JONESBORO — The U.S. Defense Department has sent a 20-member military medical contingent to Arkansas to help fight the war on COVID-19, Gov. Asa Hutchinson announced Wednesday.

Set to arrive today, the medical team will help staff members at the University of Arkansas for Medical Sciences expand their intensive care capacity for treating COVID patients for the next 30 days, the governor said.

The state recorded 2,181 new coronavirus cases Wednesday, down from 2,800 a week ago. However, the state also recorded 34 deaths, bringing the total to 7,142 since the pandemic arrived in Arkansas in March 2020.

Locally, Greene County recorded 84 new cases and one death; Craighead County had 81 with one death and Poinsett had 24 new cases and one death, according to the Arkansas Department of Health.

Also, Hutchinson announced “two big changes” to the state’s rental assistance program for landlords and tenants who have been financially impacted by the pandemic. Congressional leaders criticized Arkansas and four other states for failing to distribute federal funding in a timely way.

As of Aug. 30, only $7.2 million of the $173 million allocated had been distributed to landlords and utility companies.

Tenants and their advocates have complained that state restrictions went beyond the guidelines recommended by the Biden Administration.

Hutchinson announced that Deloitte, the company the Arkansas Department of Human Services outsourced the work to, has hired 70 more people to help process applications, bringing the total number of people working on the rental assistance program to 160.

“First of all, the applications for those who’ve received eviction notices will be prioritized,” Hutchinson told reporters. “If they have any risk of eviction, they can document that and they will be prioritized. Right now, we have 2,800 applicants that are in this position. Of those over 1,300 will be paid by next week.”

The second change will end a stalemate for tenants unable to receive help because their landlords wouldn’t cooperate.

“Funds can be paid to eligible tenants even if the landlord does not submit the required information,” Hutchinson said.

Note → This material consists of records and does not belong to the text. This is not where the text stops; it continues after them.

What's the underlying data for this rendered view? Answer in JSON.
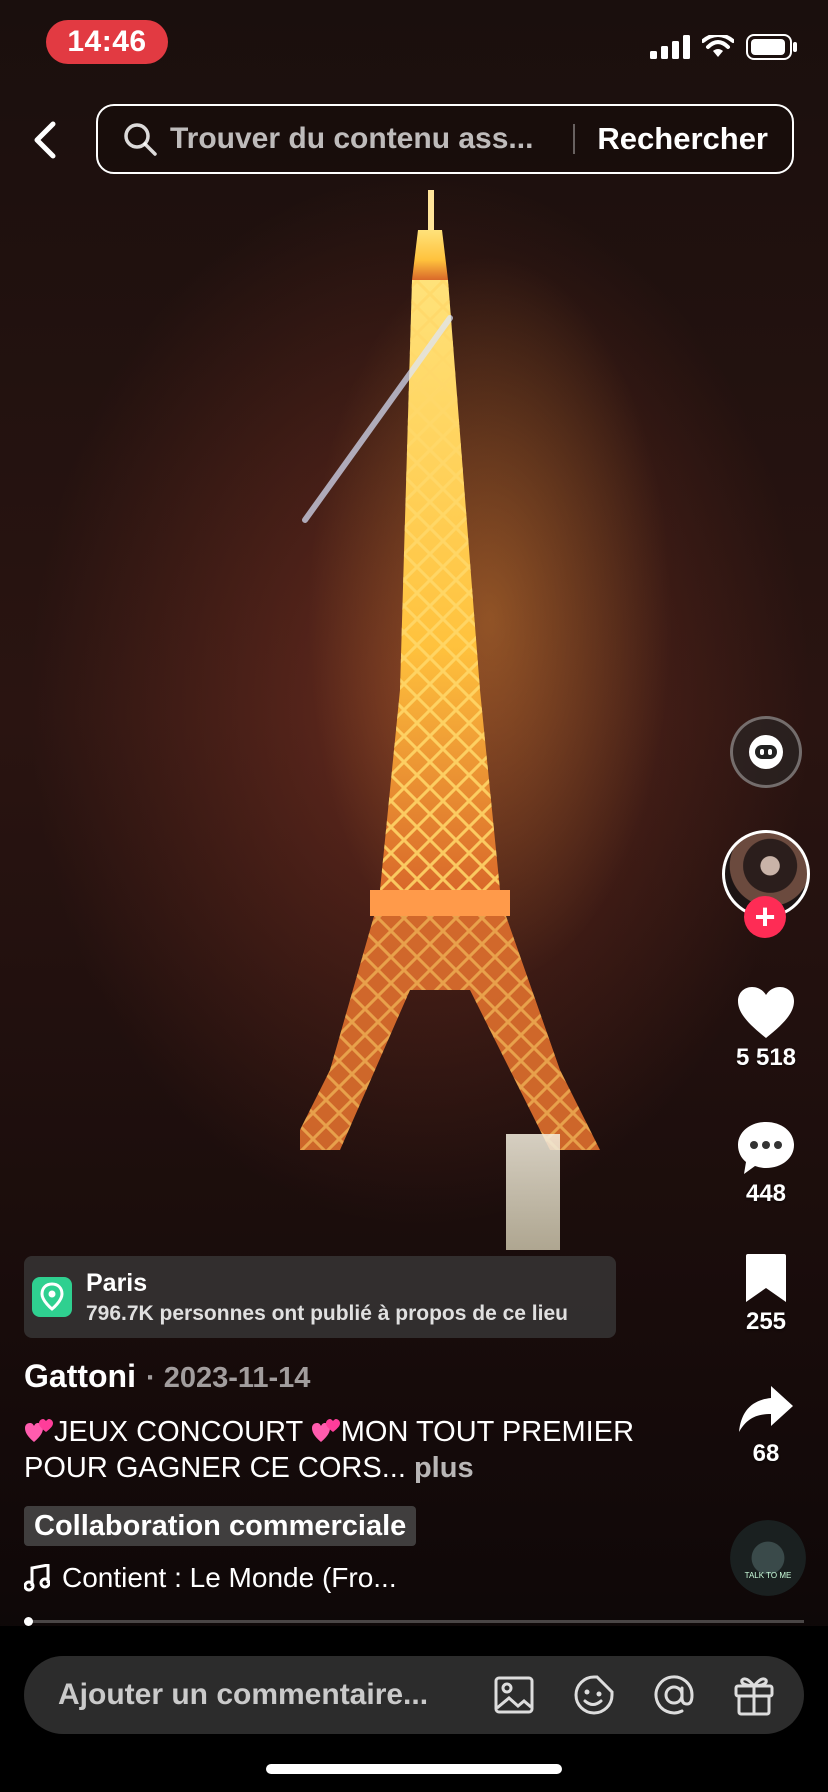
{
  "status_bar": {
    "time": "14:46"
  },
  "search": {
    "placeholder": "Trouver du contenu ass...",
    "button_label": "Rechercher"
  },
  "right_rail": {
    "likes": "5 518",
    "comments": "448",
    "saves": "255",
    "shares": "68",
    "music_disc_text": "TALK TO ME"
  },
  "location": {
    "name": "Paris",
    "subtitle": "796.7K personnes ont publié à propos de ce lieu"
  },
  "post": {
    "author": "Gattoni",
    "date": "· 2023-11-14",
    "caption_part1": "JEUX CONCOURT ",
    "caption_part2": "MON TOUT PREMIER POUR GAGNER CE CORS...",
    "more_label": "plus",
    "collab_label": "Collaboration commerciale",
    "music": "Contient : Le Monde (Fro..."
  },
  "comment_bar": {
    "placeholder": "Ajouter un commentaire..."
  },
  "colors": {
    "accent": "#fe2c55",
    "status_pill": "#e23a42",
    "location_icon": "#2fd090"
  },
  "icons": [
    "back-icon",
    "search-icon",
    "robot-icon",
    "heart-icon",
    "comment-icon",
    "bookmark-icon",
    "share-icon",
    "image-icon",
    "emoji-icon",
    "mention-icon",
    "gift-icon",
    "music-note-icon",
    "location-pin-icon"
  ]
}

The governor said the landlords will be contacted again, and if they don’t respond within 10 days, the money will go directly to the tenant, rather than the landlord.

“This will impact about 6,000 applicants who’ve been waiting for landlord application,” Hutchinson said.

According to updated information Wednesday, only 3,266 of 15,139 applicants had received a total of $9.8 million in assistance under the federal program. That’s an increase of 358 since the end of last month. There are 2,873 applications still being processed, Hutchinson said.

“Another point I would make is that we have $173 million in the state. If all all 15,000 applications are processed and approved, that totals less than $40 million. That still leaves us with $133 million, so under any test that Washington wants to give, we’re not going to spend $173 million.”